_DATA EXTRACT_.
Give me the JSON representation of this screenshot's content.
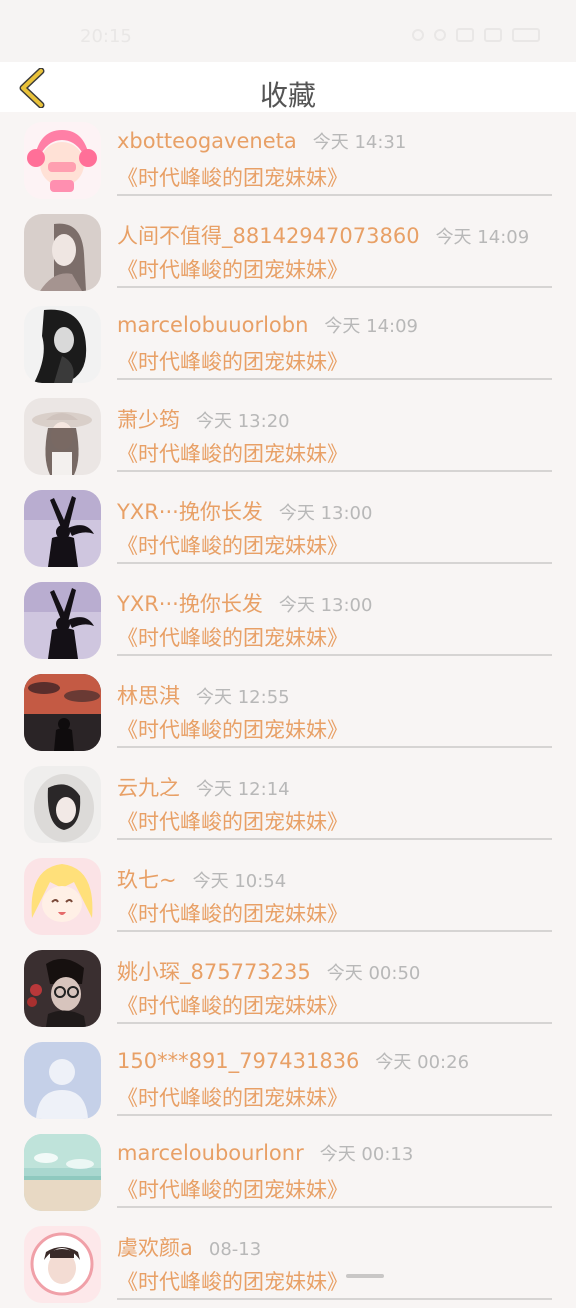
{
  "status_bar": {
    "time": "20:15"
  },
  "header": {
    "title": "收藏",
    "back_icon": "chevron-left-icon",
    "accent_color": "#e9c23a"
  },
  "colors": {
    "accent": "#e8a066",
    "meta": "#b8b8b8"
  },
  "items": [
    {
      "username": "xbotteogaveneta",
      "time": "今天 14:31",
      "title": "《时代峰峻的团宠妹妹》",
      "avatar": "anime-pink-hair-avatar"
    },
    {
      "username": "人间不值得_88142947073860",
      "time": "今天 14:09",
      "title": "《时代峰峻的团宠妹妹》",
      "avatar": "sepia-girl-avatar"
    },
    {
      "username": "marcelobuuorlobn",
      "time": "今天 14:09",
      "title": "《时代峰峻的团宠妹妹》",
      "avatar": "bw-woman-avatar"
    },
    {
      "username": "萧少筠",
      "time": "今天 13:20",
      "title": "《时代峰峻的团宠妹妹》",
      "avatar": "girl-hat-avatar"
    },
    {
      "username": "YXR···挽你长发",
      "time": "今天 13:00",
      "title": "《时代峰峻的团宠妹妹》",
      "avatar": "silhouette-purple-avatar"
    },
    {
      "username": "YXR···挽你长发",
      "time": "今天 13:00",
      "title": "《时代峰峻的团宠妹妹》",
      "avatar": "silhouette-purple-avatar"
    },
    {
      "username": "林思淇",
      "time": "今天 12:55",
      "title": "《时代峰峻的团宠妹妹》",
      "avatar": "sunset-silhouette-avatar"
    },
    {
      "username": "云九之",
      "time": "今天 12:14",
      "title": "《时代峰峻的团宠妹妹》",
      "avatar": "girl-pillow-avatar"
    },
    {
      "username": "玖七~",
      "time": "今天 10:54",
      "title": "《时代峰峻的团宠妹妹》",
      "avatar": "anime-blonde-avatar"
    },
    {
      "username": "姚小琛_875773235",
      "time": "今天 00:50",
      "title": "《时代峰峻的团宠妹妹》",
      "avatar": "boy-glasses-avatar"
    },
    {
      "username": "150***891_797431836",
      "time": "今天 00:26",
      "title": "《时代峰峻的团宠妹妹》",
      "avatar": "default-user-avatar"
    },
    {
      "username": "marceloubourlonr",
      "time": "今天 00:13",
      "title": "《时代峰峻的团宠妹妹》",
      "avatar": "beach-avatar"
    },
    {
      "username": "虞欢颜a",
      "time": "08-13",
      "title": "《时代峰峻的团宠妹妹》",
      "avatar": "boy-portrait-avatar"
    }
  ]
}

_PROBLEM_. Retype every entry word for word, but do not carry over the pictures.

_RESULT OF THIS EXERCISE_.
Give me the JSON representation of this screenshot's content.
{
  "status_bar": {
    "time": "20:15"
  },
  "header": {
    "title": "收藏",
    "back_icon": "chevron-left-icon",
    "accent_color": "#e9c23a"
  },
  "colors": {
    "accent": "#e8a066",
    "meta": "#b8b8b8"
  },
  "items": [
    {
      "username": "xbotteogaveneta",
      "time": "今天 14:31",
      "title": "《时代峰峻的团宠妹妹》",
      "avatar": "anime-pink-hair-avatar"
    },
    {
      "username": "人间不值得_88142947073860",
      "time": "今天 14:09",
      "title": "《时代峰峻的团宠妹妹》",
      "avatar": "sepia-girl-avatar"
    },
    {
      "username": "marcelobuuorlobn",
      "time": "今天 14:09",
      "title": "《时代峰峻的团宠妹妹》",
      "avatar": "bw-woman-avatar"
    },
    {
      "username": "萧少筠",
      "time": "今天 13:20",
      "title": "《时代峰峻的团宠妹妹》",
      "avatar": "girl-hat-avatar"
    },
    {
      "username": "YXR···挽你长发",
      "time": "今天 13:00",
      "title": "《时代峰峻的团宠妹妹》",
      "avatar": "silhouette-purple-avatar"
    },
    {
      "username": "YXR···挽你长发",
      "time": "今天 13:00",
      "title": "《时代峰峻的团宠妹妹》",
      "avatar": "silhouette-purple-avatar"
    },
    {
      "username": "林思淇",
      "time": "今天 12:55",
      "title": "《时代峰峻的团宠妹妹》",
      "avatar": "sunset-silhouette-avatar"
    },
    {
      "username": "云九之",
      "time": "今天 12:14",
      "title": "《时代峰峻的团宠妹妹》",
      "avatar": "girl-pillow-avatar"
    },
    {
      "username": "玖七~",
      "time": "今天 10:54",
      "title": "《时代峰峻的团宠妹妹》",
      "avatar": "anime-blonde-avatar"
    },
    {
      "username": "姚小琛_875773235",
      "time": "今天 00:50",
      "title": "《时代峰峻的团宠妹妹》",
      "avatar": "boy-glasses-avatar"
    },
    {
      "username": "150***891_797431836",
      "time": "今天 00:26",
      "title": "《时代峰峻的团宠妹妹》",
      "avatar": "default-user-avatar"
    },
    {
      "username": "marceloubourlonr",
      "time": "今天 00:13",
      "title": "《时代峰峻的团宠妹妹》",
      "avatar": "beach-avatar"
    },
    {
      "username": "虞欢颜a",
      "time": "08-13",
      "title": "《时代峰峻的团宠妹妹》",
      "avatar": "boy-portrait-avatar"
    }
  ]
}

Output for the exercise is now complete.